Like Area C, Area D consists of numerous industrial buildings. Only two activities of note were observed in imagery of the area between October 2016 and October 2017. First, was the removal of approximately 179 vehicles (i.e., truck, vans and cars) stored in front of an administrative or office type building (Area D1) on the west side of the area. These vehicles were assembled here by the North Korean Government shortly after the closure of the complex by the South Korean Government in February 2016 and remained here until early 2017 when they were removed.5 The second activity noted is the removal of approximately 50 pallets of either equipment or supplies from a storage facility (D2) in the center of the area.
Areas E, E1 and E2
This area appears to consist primarily of support buildings. Located on the south side of Area E are the KIC’s water treatment plant and vehicle maintenance and support facility. The latter includes the local gas station. No changes of significance are observed at the water treatment plant (E2) between October 2016 and October 2017, and no vehicles are present in either image. The absence of vehicles strongly suggests that the facility is not operational, which is opposite of activity observed when the KIC was known to be operational. Minor activity is noted at the gas station and vehicle maintenance and support facility (E1) located adjacent to the water treatment plant. In October 2016, there were approximately 68 vehicle of all types (cars, vans, trucks, cranes, excavators, etc.) present. The majority of these vehicles were parked in what appears to be a long-term storage pattern. In October 2017, there were approximately 72 vehicles of all types present and a number of these are parked in patterns suggesting recent or ongoing usage.
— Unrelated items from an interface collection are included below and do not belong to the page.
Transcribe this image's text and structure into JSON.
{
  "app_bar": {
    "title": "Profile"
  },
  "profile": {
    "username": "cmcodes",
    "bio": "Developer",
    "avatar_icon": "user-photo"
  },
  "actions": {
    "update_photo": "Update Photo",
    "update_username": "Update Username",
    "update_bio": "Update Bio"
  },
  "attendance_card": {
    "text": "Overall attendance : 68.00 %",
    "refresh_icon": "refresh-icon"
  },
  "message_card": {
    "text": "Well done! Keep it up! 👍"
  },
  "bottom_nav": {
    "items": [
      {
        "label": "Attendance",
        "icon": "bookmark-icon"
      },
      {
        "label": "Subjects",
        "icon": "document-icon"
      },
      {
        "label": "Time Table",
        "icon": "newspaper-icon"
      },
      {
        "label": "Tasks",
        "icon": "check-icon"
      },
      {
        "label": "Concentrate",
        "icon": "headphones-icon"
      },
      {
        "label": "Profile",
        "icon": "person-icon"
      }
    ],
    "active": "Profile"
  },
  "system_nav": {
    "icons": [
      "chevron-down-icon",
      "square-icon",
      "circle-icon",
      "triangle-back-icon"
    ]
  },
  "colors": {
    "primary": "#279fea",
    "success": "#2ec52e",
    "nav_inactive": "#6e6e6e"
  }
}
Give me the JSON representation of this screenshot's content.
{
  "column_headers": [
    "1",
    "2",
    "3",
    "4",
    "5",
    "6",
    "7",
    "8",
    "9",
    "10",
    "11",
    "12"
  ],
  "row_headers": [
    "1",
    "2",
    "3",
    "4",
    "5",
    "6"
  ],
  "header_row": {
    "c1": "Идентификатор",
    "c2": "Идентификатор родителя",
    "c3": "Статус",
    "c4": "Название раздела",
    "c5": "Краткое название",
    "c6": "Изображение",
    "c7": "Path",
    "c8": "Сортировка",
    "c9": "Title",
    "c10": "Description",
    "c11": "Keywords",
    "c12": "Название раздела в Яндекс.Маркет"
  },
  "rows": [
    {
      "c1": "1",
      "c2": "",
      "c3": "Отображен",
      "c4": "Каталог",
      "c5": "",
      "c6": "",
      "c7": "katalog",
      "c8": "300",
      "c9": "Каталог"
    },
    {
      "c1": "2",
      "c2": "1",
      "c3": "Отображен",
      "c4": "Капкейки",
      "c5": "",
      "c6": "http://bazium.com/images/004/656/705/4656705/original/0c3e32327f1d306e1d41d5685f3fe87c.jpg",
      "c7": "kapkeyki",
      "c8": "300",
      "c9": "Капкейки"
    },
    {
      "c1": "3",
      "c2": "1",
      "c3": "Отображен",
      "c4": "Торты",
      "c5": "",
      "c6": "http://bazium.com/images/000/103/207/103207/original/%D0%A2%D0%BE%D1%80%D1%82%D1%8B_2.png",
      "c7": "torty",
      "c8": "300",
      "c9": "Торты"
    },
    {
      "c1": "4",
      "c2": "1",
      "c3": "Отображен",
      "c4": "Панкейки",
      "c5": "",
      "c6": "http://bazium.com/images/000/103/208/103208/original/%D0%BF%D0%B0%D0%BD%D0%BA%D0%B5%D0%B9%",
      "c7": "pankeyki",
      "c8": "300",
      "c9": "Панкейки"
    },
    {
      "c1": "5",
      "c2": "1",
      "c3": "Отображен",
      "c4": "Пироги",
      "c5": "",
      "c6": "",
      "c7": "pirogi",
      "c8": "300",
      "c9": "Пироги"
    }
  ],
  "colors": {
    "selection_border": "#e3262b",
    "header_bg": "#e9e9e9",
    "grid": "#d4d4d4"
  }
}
Area F consists of a mixture of the western entrance/security checkpoint and administrative and industrial buildings. With the exception of minor agricultural activity (i.e., the drying of grain in parking areas, which is typical in October) no activity of significance is noted in Area F. Notably, there is no activity at the western security checkpoint or the adjacent security/administration buildings, which would be expected for an operating complex.
This area consists of an old cemetery on the west side and a gravel pit with several associated batch plants on the east side—for the extraction and production of sand and gravel and the mixing of concrete. No activity or new excavations are observed at either location since October 19, 2016.
With the exception of minor agricultural activity (i.e., the drawing of grain in parking areas) no activity of significance is noted in Area H. Notably, there is no activity at the eastern security checkpoint or the adjacent security/customs administration buildings. No activity is observed in the rail transfer yard or its associated rail engine shops. Activity at both these locations would be expected for an operating complex.
- Mark E. Manyin, “The Shutdown of the Joint North/South Korean Kaesong Industrial Complex,” CRS Insight, February 11, 2016. ↩
- For example, see: Kim, Hyo-jin. “N. Korea secretly reopens some Gaeseong factories,” Korea Times, October 8, 2017; Elizabeth Shim, “North Korea: Kaesong factories are up and running,” UPI, October 6, 2017; and “North Korean workers operating in closed, South-invested factory zone,” Reuters, October 6, 2017. ↩
- 북, 개성공단 내 의류공장 은밀히 가동(North Korea is secretly running a textile factory in Kaesong Industrial Complex), Radio Free Asia, October 2, 2017. ↩
- “North Korea says it is operating Kaesong factories, ‘freezes’ assets valued at $663 million left by Seoul,” Japan Times, October 6, 2017. ↩
- “Over 100 South Korean-owned cars no longer visible at Kaesong Industrial Complex,” NK News, April 25, 2017. ↩